U.S and Mexican officials are overcoming key trade differences in negotiations to overhaul the North American Free Trade Agreement (NAFTA).
With a goal of reaching a new pact by the end of August, talks between the two nations to hammer out a renegotiated NAFTA agreement resumed last week.
Although officials have secured agreement on crucial issues, obstacles such as U.S. insistence on the pact undergoing approbation every five years and issues surrounding the auto sector remain, including wages and tariffs.
The U.S. position on a “sunset clause” and the demand Mexican auto workers’ wages increased were the main obstacles surviving three weeks of deliberation.
Mexican Economy Minister Ildefonso Guajardo told reporters neither matter was discussed, but both were expected to be addressed this week.
While conversations between Washington and Mexico City have made progress, one obstacle remains: Canada has refused to return to the negotiating table.
Although Mexican trade officials have regularly kept Canada abreast of ongoing talks, Canadian leaders are reportedly irate over tariffs imposed on the country’s steel exports and a threat from President Trump to impose further tariffs on automobiles.
For Canada, unresolved issues over intellectual property, agricultural issues, the U.S. demand for a “sunset clause,” and the de minimis threshold persist relative specifically to NAFTA.
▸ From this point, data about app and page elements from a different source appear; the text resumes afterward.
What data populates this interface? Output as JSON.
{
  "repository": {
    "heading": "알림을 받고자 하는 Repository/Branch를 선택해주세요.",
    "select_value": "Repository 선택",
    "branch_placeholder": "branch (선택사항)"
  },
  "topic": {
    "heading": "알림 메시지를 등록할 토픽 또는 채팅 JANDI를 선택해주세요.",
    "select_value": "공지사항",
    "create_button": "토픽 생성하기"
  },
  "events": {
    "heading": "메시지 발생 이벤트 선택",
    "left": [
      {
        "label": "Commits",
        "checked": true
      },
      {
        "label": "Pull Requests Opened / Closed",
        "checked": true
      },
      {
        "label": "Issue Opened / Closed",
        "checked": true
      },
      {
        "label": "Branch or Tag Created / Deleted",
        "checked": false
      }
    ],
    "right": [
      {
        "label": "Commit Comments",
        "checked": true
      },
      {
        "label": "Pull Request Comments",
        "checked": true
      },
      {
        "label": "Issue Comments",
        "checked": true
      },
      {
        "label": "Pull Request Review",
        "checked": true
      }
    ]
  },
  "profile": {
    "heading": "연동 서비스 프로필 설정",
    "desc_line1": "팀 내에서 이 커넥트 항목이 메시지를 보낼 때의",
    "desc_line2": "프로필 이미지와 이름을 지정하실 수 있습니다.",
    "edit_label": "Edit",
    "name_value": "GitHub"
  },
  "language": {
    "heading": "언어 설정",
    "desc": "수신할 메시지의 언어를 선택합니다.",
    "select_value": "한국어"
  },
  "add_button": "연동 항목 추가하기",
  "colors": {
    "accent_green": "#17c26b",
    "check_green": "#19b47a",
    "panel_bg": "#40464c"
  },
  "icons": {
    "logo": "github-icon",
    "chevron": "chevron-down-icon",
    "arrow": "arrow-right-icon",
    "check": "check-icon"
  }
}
“The jury is still out on whether we’ll get to a final agreement,” said former Commerce Department official Michael Camuñez, now CEO of a Latin American business consulting firm. “But for the first time in negotiations, the U.S. seems to be negotiating from a genuine posture to get to a ‘yes.’”
A carefully crafted trade agreement which reduced trade barriers and went into effect in 1994, NAFTA was the subject of sharp criticism from then-candidate Trump on the the campaign trail in 2016. Since becoming president, Trump has sought to rework the pact to benefit American workers.
[Reuters] [CBC] [New York Times] [Photo courtesy Sean Kilpatrick/CP via Radio Canada International]